During the flight, Piccard was in contact with ElÃ¢ Borschberg, head of social media and community engagement for Solar Impulse, who asked supporters of the project to email their thoughts and comments to be transmitted over the airwaves to the pilot as he made his way across the Midwest.
“I just spoke with Bertrand, who is now 10 hours into the Dallas to St. Louis flight, with 11 more hours to go,” ElÃ¢ said in an email Tuesday afternoon. “This is the longest flight for him to date and on our Across America mission — and it takes a lot of energy to fly for this long. During this challenging flight, Bertrand could really use some words of encouragement — and even better, a good joke if you have one!”
As Piccard pushed on through the night, the rest of the Solar Impulse team was readying the inflatable mobile hangar to house the Solar Impulse aircraft upon landing. The team was to use an existing hangar at the airport, but because of severe damage from last week´s rash of deadly storms, the team decided they would pull out the revolutionarily-designed hangar that is to be employed when the Solar Impulse team completes their World Tour in 2015.
"We brought the inflatable hangar to the USA for testing purposes and in fact it allowed the mission to stay on schedule. This exercise is now a proof of concept: rather than taking the airplane to a hangar, we have taken the hangar to the airplane," said AndrÃ© Borschberg.
The team may have been able to choose another suitable landing site or airport for their third leg destination, but Piccard and Borschberg had chosen St. Louis for one prominent reason: the role the city has played in the history of US aviation.
Charles Lindbergh was once the chief pilot for the Chicago to St. Louis US Mail Route and later named his custom aircraft “Spirit of St. Louis,” which he used in his bid to become the first man to fly across the Atlantic from New York to Paris in 1927. Also of note is the namesake of Lambert-St. Louis International Airport, named after Albert Bond Lambert, who supported Lindbergh on his transatlantic expedition.
"It was particularly important for me to come to St. Louis because I was so inspired when I met Charles Lindbergh at Cape Canaveral during a launch of the Apollo when I was eleven years old. I'm truly moved to be able to land here today with Solar Impulse," said Piccard shortly after landing in St. Louis.
The Across America 2013 project is not only about flying across the USA in a solar-powered plane, but also about impassioning people to make a change when it comes to green energy. Piccard and Borschberg are also heading the Clean Generation Initiative, which promotes the use of clean technologies. The initiative has already rallied the support of thousands of people who are in favor of sustainable energy solutions.

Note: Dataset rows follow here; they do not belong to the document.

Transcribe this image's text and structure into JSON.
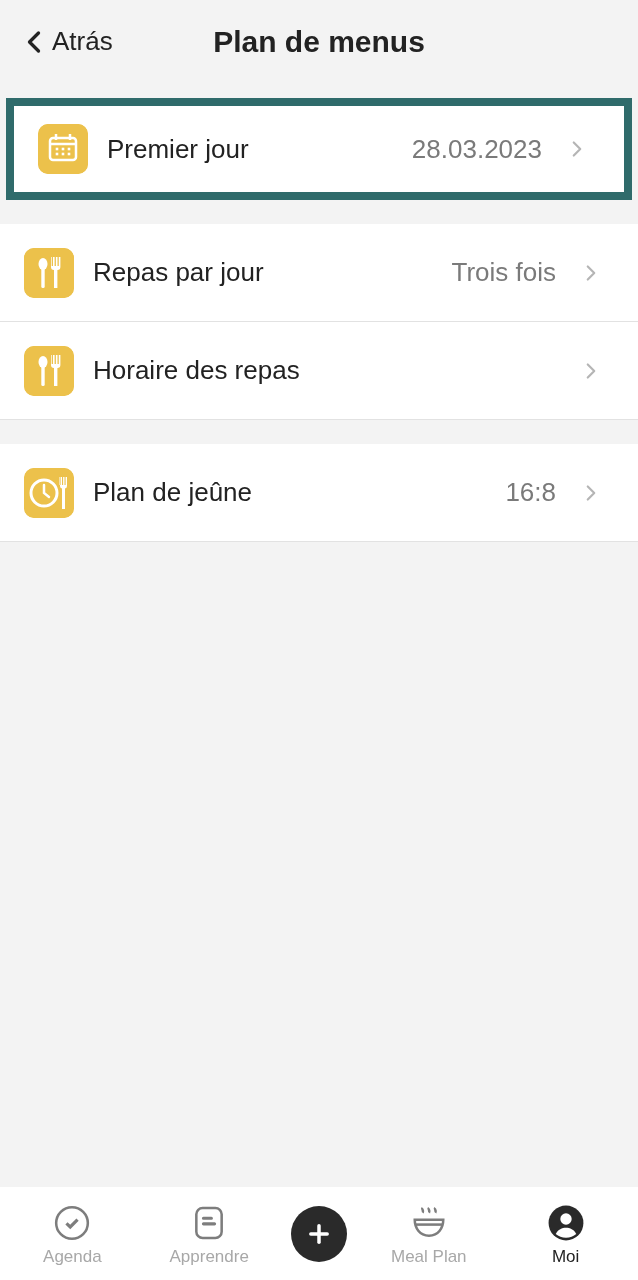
{
  "header": {
    "back": "Atrás",
    "title": "Plan de menus"
  },
  "groups": [
    {
      "rows": [
        {
          "kind": "calendar",
          "label": "Premier jour",
          "value": "28.03.2023",
          "highlighted": true
        }
      ]
    },
    {
      "rows": [
        {
          "kind": "utensils",
          "label": "Repas par jour",
          "value": "Trois fois",
          "highlighted": false
        },
        {
          "kind": "utensils",
          "label": "Horaire des repas",
          "highlighted": false
        }
      ]
    },
    {
      "rows": [
        {
          "kind": "fasting",
          "label": "Plan de jeûne",
          "value": "16:8",
          "highlighted": false
        }
      ]
    }
  ],
  "tab_bar": [
    {
      "kind": "check",
      "label": "Agenda",
      "selected": false
    },
    {
      "kind": "learn",
      "label": "Apprendre",
      "selected": false
    },
    {
      "kind": "add"
    },
    {
      "kind": "bowl",
      "label": "Meal Plan",
      "selected": false
    },
    {
      "kind": "profile",
      "label": "Moi",
      "selected": true
    }
  ]
}
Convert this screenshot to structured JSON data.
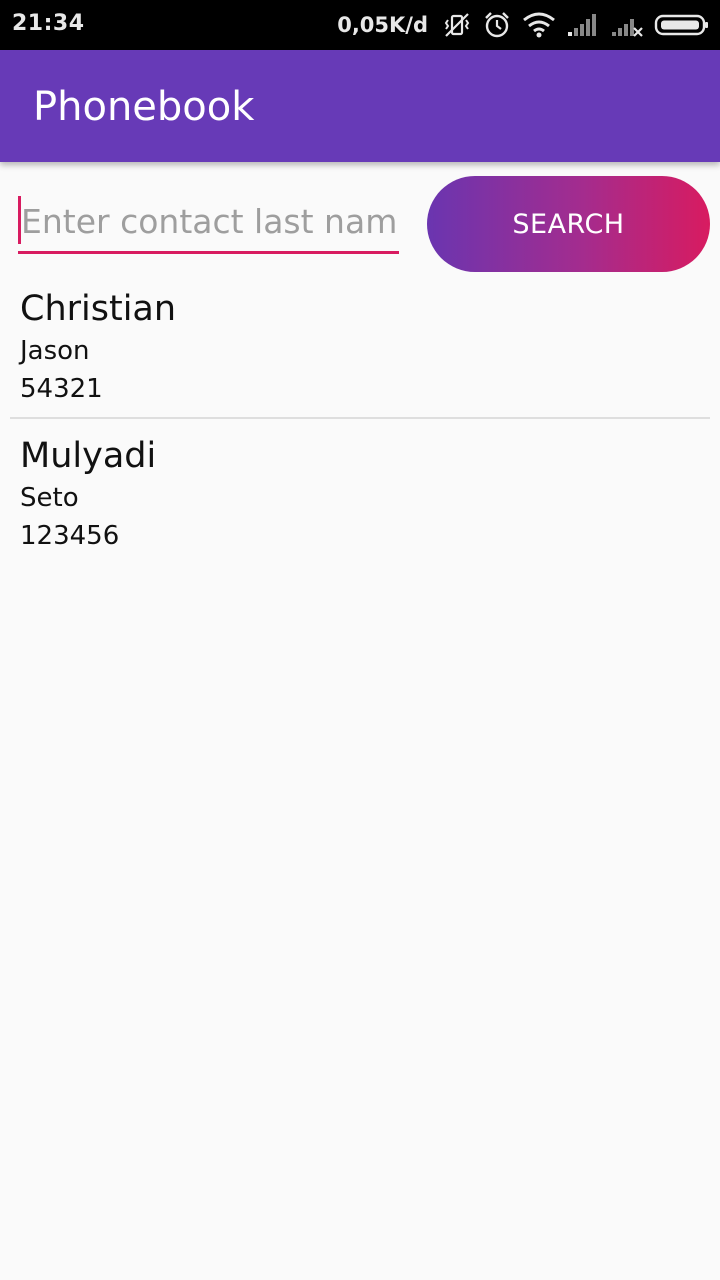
{
  "status_bar": {
    "time": "21:34",
    "net_speed": "0,05K/d",
    "icons": [
      "vibrate-off-icon",
      "alarm-icon",
      "wifi-icon",
      "signal-icon",
      "signal-no-service-icon",
      "battery-icon"
    ]
  },
  "app_bar": {
    "title": "Phonebook"
  },
  "search": {
    "placeholder": "Enter contact last name",
    "value": "",
    "button_label": "SEARCH"
  },
  "contacts": [
    {
      "last_name": "Christian",
      "first_name": "Jason",
      "phone": "54321"
    },
    {
      "last_name": "Mulyadi",
      "first_name": "Seto",
      "phone": "123456"
    }
  ],
  "colors": {
    "primary": "#673ab7",
    "accent": "#d81b60",
    "background": "#fafafa"
  }
}
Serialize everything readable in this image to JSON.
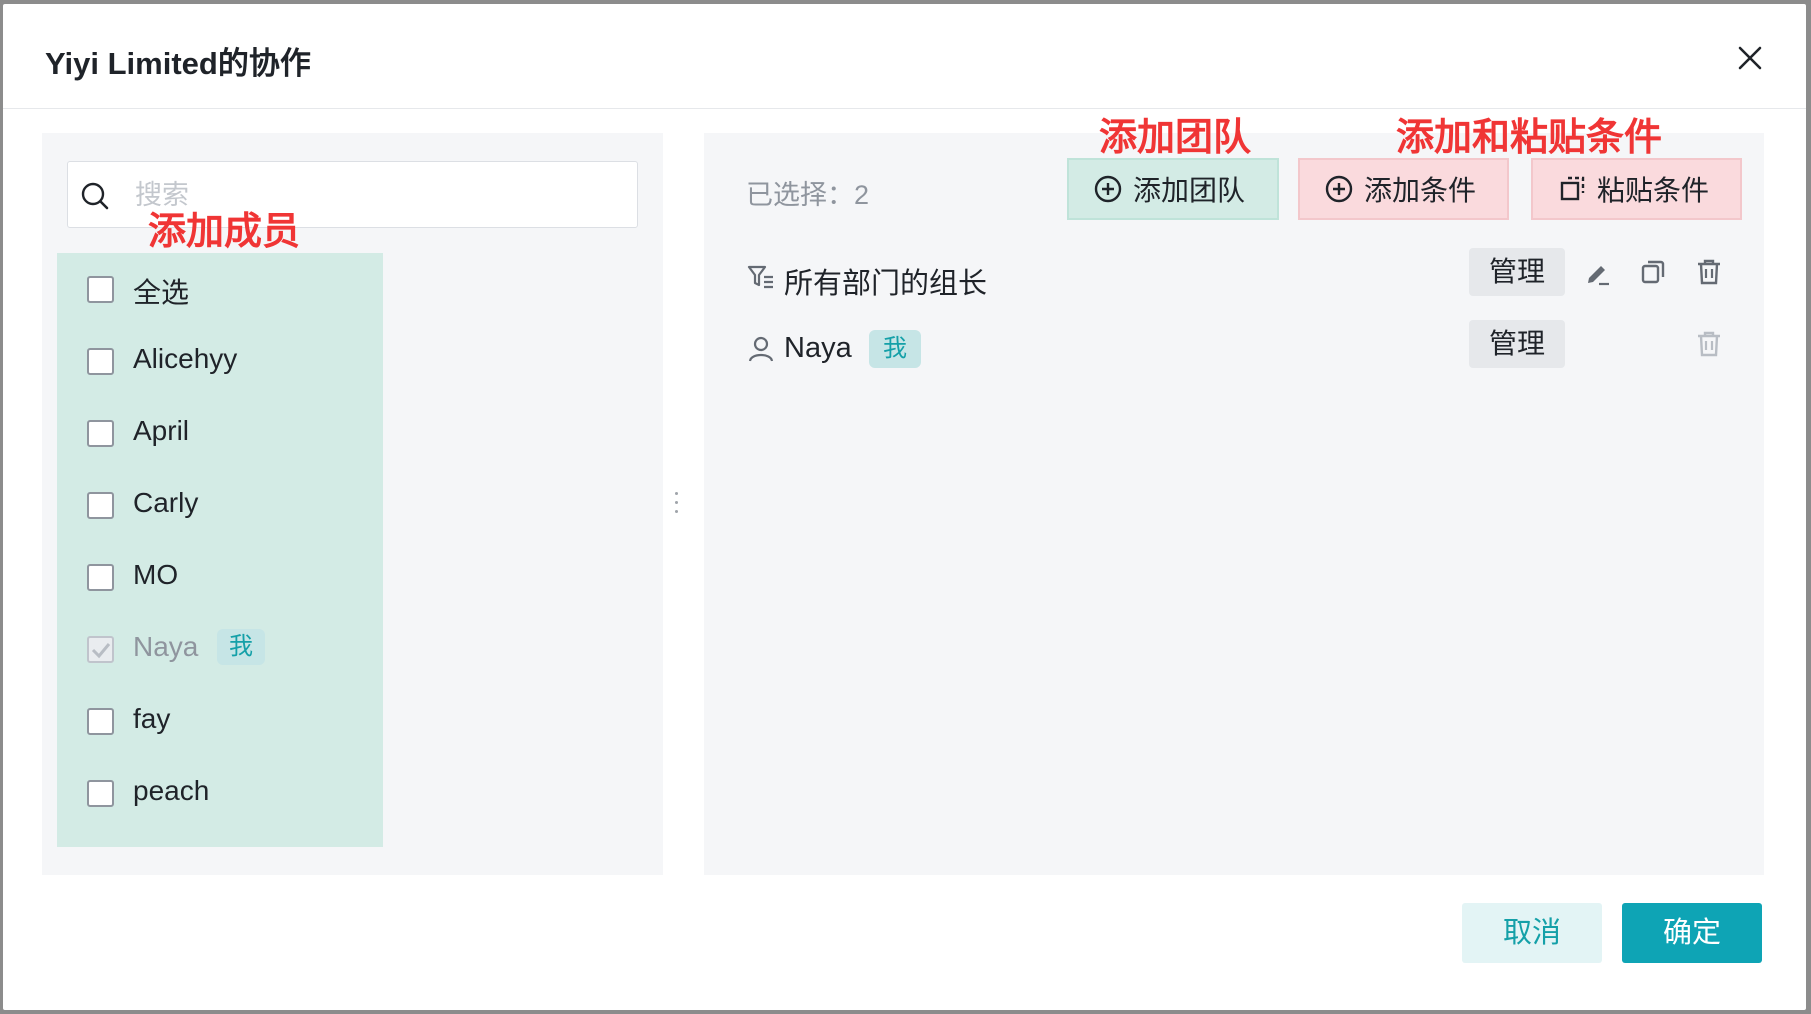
{
  "dialog": {
    "title": "Yiyi Limited的协作",
    "close_icon": "close-icon"
  },
  "search": {
    "placeholder": "搜索",
    "value": ""
  },
  "members": [
    {
      "name": "全选",
      "checked": false,
      "disabled": false
    },
    {
      "name": "Alicehyy",
      "checked": false,
      "disabled": false
    },
    {
      "name": "April",
      "checked": false,
      "disabled": false
    },
    {
      "name": "Carly",
      "checked": false,
      "disabled": false
    },
    {
      "name": "MO",
      "checked": false,
      "disabled": false
    },
    {
      "name": "Naya",
      "checked": true,
      "disabled": true,
      "tag": "我"
    },
    {
      "name": "fay",
      "checked": false,
      "disabled": false
    },
    {
      "name": "peach",
      "checked": false,
      "disabled": false
    }
  ],
  "annotations": {
    "add_member": "添加成员",
    "add_team": "添加团队",
    "add_paste_condition": "添加和粘贴条件"
  },
  "right": {
    "selected_label": "已选择：2",
    "add_team_label": "添加团队",
    "add_condition_label": "添加条件",
    "paste_condition_label": "粘贴条件"
  },
  "permissions": [
    {
      "name": "所有部门的组长",
      "icon": "filter-icon",
      "manage": "管理",
      "actions": [
        "edit-icon",
        "copy-icon",
        "delete-icon"
      ]
    },
    {
      "name": "Naya",
      "icon": "user-icon",
      "tag": "我",
      "manage": "管理",
      "actions": [
        "delete-icon"
      ]
    }
  ],
  "footer": {
    "cancel_label": "取消",
    "confirm_label": "确定"
  },
  "colors": {
    "accent": "#0ea4b5",
    "annotation": "#f03535",
    "team_highlight": "#d3ebe5",
    "condition_highlight": "#fadadd"
  }
}
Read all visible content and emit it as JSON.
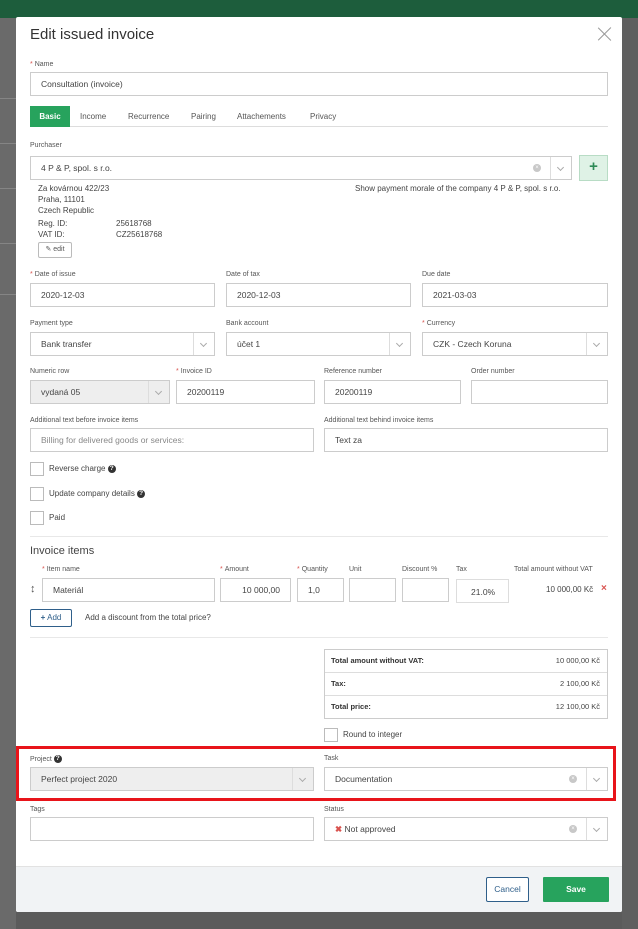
{
  "modal": {
    "title": "Edit issued invoice"
  },
  "name_field": {
    "label": "Name",
    "value": "Consultation (invoice)"
  },
  "tabs": [
    {
      "label": "Basic"
    },
    {
      "label": "Income"
    },
    {
      "label": "Recurrence"
    },
    {
      "label": "Pairing"
    },
    {
      "label": "Attachements"
    },
    {
      "label": "Privacy"
    }
  ],
  "purchaser": {
    "label": "Purchaser",
    "value": "4 P & P, spol. s r.o.",
    "address": [
      "Za kovárnou 422/23",
      "Praha, 11101",
      "Czech Republic"
    ],
    "reg_id_label": "Reg. ID:",
    "reg_id": "25618768",
    "vat_id_label": "VAT ID:",
    "vat_id": "CZ25618768",
    "edit_label": "edit",
    "payment_morale_link": "Show payment morale of the company 4 P & P, spol. s r.o."
  },
  "dates": {
    "issue_label": "Date of issue",
    "issue": "2020-12-03",
    "tax_label": "Date of tax",
    "tax": "2020-12-03",
    "due_label": "Due date",
    "due": "2021-03-03"
  },
  "payment": {
    "type_label": "Payment type",
    "type": "Bank transfer",
    "bank_label": "Bank account",
    "bank": "účet 1",
    "currency_label": "Currency",
    "currency": "CZK - Czech Koruna"
  },
  "numbers": {
    "numeric_row_label": "Numeric row",
    "numeric_row": "vydaná 05",
    "invoice_id_label": "Invoice ID",
    "invoice_id": "20200119",
    "reference_label": "Reference number",
    "reference": "20200119",
    "order_label": "Order number",
    "order": ""
  },
  "texts": {
    "before_label": "Additional text before invoice items",
    "before": "Billing for delivered goods or services:",
    "behind_label": "Additional text behind invoice items",
    "behind": "Text za"
  },
  "checkboxes": {
    "reverse_charge": "Reverse charge",
    "update_company": "Update company details",
    "paid": "Paid"
  },
  "items": {
    "title": "Invoice items",
    "headers": {
      "item_name": "Item name",
      "amount": "Amount",
      "quantity": "Quantity",
      "unit": "Unit",
      "discount": "Discount %",
      "tax": "Tax",
      "total": "Total amount without VAT"
    },
    "rows": [
      {
        "name": "Materiál",
        "amount": "10 000,00",
        "quantity": "1,0",
        "unit": "",
        "discount": "",
        "tax": "21.0%",
        "total": "10 000,00 Kč"
      }
    ],
    "add_label": "Add",
    "discount_link": "Add a discount from the total price?"
  },
  "totals": [
    {
      "label": "Total amount without VAT:",
      "value": "10 000,00 Kč"
    },
    {
      "label": "Tax:",
      "value": "2 100,00 Kč"
    },
    {
      "label": "Total price:",
      "value": "12 100,00 Kč"
    }
  ],
  "round_label": "Round to integer",
  "project": {
    "label": "Project",
    "value": "Perfect project 2020"
  },
  "task": {
    "label": "Task",
    "value": "Documentation"
  },
  "tags": {
    "label": "Tags",
    "value": ""
  },
  "status": {
    "label": "Status",
    "value": "Not approved"
  },
  "footer": {
    "cancel": "Cancel",
    "save": "Save"
  },
  "colors": {
    "accent": "#27a35d",
    "highlight": "#e8141a",
    "link": "#2f5f8a"
  }
}
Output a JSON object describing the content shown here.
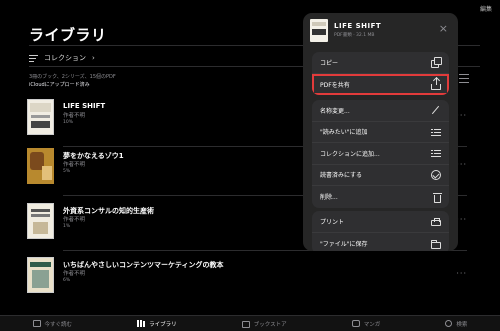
{
  "header": {
    "edit_label": "編集",
    "title": "ライブラリ"
  },
  "collections": {
    "label": "コレクション",
    "chevron": "›"
  },
  "summary": "3冊のブック、2シリーズ、15個のPDF",
  "icloud_status": "iCloudにアップロード済み",
  "books": [
    {
      "title": "LIFE SHIFT",
      "author": "作者不明",
      "progress": "10%",
      "more": "···"
    },
    {
      "title": "夢をかなえるゾウ1",
      "author": "作者不明",
      "progress": "5%",
      "more": "···"
    },
    {
      "title": "外資系コンサルの知的生産術",
      "author": "作者不明",
      "progress": "1%",
      "more": "···"
    },
    {
      "title": "いちばんやさしいコンテンツマーケティングの教本",
      "author": "作者不明",
      "progress": "6%",
      "more": "···"
    }
  ],
  "popover": {
    "book_title": "LIFE SHIFT",
    "book_meta": "PDF書類 · 32.1 MB",
    "close": "×",
    "group1": [
      {
        "label": "コピー",
        "icon": "copy-icon"
      },
      {
        "label": "PDFを共有",
        "icon": "share-icon"
      }
    ],
    "group2": [
      {
        "label": "名称変更...",
        "icon": "pencil-icon"
      },
      {
        "label": "\"読みたい\"に追加",
        "icon": "list-add-icon"
      },
      {
        "label": "コレクションに追加...",
        "icon": "list-add-icon"
      },
      {
        "label": "読書済みにする",
        "icon": "checkmark-circle-icon"
      },
      {
        "label": "削除...",
        "icon": "trash-icon"
      }
    ],
    "group3": [
      {
        "label": "プリント",
        "icon": "printer-icon"
      },
      {
        "label": "\"ファイル\"に保存",
        "icon": "folder-icon"
      }
    ],
    "highlight_color": "#e23b3b"
  },
  "tabbar": [
    {
      "label": "今すぐ読む",
      "icon": "book-open-icon",
      "active": false
    },
    {
      "label": "ライブラリ",
      "icon": "library-icon",
      "active": true
    },
    {
      "label": "ブックストア",
      "icon": "bag-icon",
      "active": false
    },
    {
      "label": "マンガ",
      "icon": "manga-icon",
      "active": false
    },
    {
      "label": "検索",
      "icon": "search-icon",
      "active": false
    }
  ]
}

The names of those who have joined the cause have become part of the Across America mission, being carried on a USB key and flown aboard the Solar Impulse aircraft during each leg of the journey as virtual passengers. At each stop along the route to New York, the team has handed off a custom Clean Generation/Solar Impulse flag to key civic leaders. The first two flags were given to the Governor of Arizona and the Texas Secretary of State.
During the team´s visit to St. Louis, a special viewing will be held at a tent nearby the Solar Impulse aircraft on two separate days. The inflatable hangar is in its prototype stages and does not allow visitors inside yet. All signed-in guests are welcome to visit the tent. The first showing is scheduled for Thursday June 6 from 9:00 a.m. to 12:00 p.m. CDT, and the second is for Friday June 7 from 9:00 a.m. to 1:00 p.m. CDT.